● **Problem to solve**: Check every line of the data below for the string "Back", and copy the ones that hold it.

● **The data**:
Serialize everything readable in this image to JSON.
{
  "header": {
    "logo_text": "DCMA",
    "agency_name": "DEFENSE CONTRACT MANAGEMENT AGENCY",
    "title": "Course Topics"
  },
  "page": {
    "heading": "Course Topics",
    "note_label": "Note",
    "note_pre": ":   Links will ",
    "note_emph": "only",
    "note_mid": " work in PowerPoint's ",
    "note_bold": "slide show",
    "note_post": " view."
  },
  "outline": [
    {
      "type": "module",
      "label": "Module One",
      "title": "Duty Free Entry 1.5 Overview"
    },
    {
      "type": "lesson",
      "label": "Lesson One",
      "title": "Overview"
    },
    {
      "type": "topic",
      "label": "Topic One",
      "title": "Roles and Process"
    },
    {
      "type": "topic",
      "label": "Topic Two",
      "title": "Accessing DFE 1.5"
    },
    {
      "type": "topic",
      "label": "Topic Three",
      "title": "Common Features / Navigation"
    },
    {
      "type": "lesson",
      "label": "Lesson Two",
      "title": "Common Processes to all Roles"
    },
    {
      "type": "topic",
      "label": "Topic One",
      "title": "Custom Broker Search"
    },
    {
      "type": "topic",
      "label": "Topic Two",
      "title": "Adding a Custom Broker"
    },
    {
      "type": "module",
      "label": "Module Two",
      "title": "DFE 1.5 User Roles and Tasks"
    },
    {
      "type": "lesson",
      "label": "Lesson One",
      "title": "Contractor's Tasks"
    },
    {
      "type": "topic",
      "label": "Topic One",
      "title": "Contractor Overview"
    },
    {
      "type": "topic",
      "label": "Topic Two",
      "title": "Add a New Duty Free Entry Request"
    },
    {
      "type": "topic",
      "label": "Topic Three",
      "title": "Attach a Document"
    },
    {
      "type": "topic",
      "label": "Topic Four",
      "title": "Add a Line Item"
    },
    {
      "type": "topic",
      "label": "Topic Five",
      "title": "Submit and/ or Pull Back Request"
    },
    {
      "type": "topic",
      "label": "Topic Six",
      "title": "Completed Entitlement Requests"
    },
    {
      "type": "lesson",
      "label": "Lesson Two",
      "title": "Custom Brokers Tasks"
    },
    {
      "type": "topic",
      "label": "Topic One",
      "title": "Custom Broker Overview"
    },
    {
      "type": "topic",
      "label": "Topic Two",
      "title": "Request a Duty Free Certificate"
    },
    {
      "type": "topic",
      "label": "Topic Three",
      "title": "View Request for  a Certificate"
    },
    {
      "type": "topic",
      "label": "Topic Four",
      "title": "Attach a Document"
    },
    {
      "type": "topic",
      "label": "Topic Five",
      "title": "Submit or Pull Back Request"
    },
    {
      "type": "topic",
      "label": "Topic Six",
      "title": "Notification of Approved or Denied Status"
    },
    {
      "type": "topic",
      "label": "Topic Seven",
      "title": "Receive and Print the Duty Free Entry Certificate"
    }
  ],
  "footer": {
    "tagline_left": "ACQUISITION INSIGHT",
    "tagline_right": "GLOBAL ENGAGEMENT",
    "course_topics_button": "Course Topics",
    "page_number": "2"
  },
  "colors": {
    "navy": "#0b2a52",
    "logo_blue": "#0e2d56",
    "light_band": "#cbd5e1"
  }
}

● **Output**:
      "title": "Submit and/ or Pull Back Request"
      "title": "Submit or Pull Back Request"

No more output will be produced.